New Delhi: Twenty-seven years since Indira Gandhi was assassinated, 27 years
since 2,700 Sikhs were killed in the capital in the terrible
aftermath. As a host of VIPs headed towards the late prime
minister's memorial Monday, thousands of families also remembered
their loved ones massacred in the riots - and renewed their pledge
to continue the fight for justice.
It was exactly 27 years ago that Indira Gandhi was gunned down by
two Sikh bodyguards as she walked from her home to her office,
unleashing three days of sectarian violence in several parts of
the country that saw 2,733 people being killed in Delhi alone.
As there is no government figure, unofficial estimates put the
count of dead during the riots at around 7,000.
Almost three decades later, justice continues to elude.
"There is no chance of complete justice, but we are fighting for
symbolic justice. Some leaders should be punished to send out a
strong message," Supreme Court lawyer Harvinder Singh Phoolka told
He has been fighting legal battles to get justice for the families
of the riot victims.
In the aftermath of the riots, some 400 cases were filed in the
courts, but most of them resulted in acquittal. Some were closed
by the police.
Though there were 10 convictions on murder charges in the national
capital, outside Delhi only one conviction each in Uttar Pradesh
and Bihar took place.
Four cases are still on in trial courts.
Terming the riots "a blot on the face of the nation and on the
justice delivery system", Phoolka said: "If such crimes go
unpunished, the future of the nation is in danger."
The passage of time may have dulled the trauma, but family members
remember each detail of the violence that took away their fathers,
brothers, sons and husbands.
For Nirpreet Kaur, 43, who saw her father Nirmal Singh being burnt
alive in the Palam Colony in the Delhi Cantonment area in 1984,
"bitterness will persist till the guilty are punished".
There is a story behind her bitterness.
Nirpreet said efforts to seek justice for her father's murder led
to "harassment by the police, which branded her a militant."
"As a result, I was jailed twice from 1986 to 1991 and again from
1993 to 1997 under the Terrorist and Disruptive Activities
(Prevention) Act," Nirpreet Kaur told IANS.
Acquitted by the sessions court in 1997, she now helps families of
other victims seek justice and rehabilitation through her NGO
Justice for Victims.
Pappy Kaur, 42, echoes similar sentiments. She lost 10 of her
family members, including her father and elder brother, in the
violence in Trilokpuri in east Delhi, one of the worst affected
areas during the riots.
"We have not got justice," she said.
However, journalist Manoj Mitta, who covered the riot court cases,
feels the 27th anniversary of the riots offers a ray of hope.
"For a change, there is some reason for optimism. After 27 years
of struggle for justice, we are poised to secure conviction of

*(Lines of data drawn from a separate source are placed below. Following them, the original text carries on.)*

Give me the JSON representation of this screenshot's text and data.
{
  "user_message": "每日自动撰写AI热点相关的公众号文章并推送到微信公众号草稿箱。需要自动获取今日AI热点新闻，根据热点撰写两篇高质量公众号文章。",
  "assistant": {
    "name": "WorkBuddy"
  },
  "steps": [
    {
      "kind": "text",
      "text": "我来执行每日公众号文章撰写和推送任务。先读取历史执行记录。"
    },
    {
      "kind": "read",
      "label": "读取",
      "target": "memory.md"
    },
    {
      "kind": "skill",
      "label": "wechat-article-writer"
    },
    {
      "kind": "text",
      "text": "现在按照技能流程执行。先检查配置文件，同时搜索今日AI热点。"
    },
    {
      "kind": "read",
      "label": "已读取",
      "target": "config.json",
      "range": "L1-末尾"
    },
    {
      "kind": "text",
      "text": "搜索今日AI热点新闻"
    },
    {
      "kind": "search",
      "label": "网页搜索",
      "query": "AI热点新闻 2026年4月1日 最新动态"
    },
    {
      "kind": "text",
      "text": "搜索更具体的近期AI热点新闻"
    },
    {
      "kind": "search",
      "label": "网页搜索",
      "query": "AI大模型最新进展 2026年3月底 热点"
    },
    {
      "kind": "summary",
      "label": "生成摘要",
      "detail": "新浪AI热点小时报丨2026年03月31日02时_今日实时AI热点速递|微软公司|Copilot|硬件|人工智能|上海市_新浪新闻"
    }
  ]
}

Congress leader Sajjan Kumar," Mitta told IANS.
"Whatever the outcome of the case in trial court, the very fact
that criminal proceedings came this far exposes the claims of
innocence put up by the Congress party in the wake of the
carnage," he said.
Phoolka and Mitta co-authored a book "When a Tree Shook Delhi" in
2007, following former prime minister Rajiv Gandhi's infamous
words "When a big tree falls, the earth shakes" in his effort to
justify the anti-Sikh riots. Rajiv Gandhi took over as prime
minister in the hours immediately following his mother's death as
riots began to spread across the capital.
"There was no will of the then ruling party (Congress) to punish
the guilty and efforts were made to shield them," Phoolka said.
(Amit Agnihotri can be
contacted at email@example.com)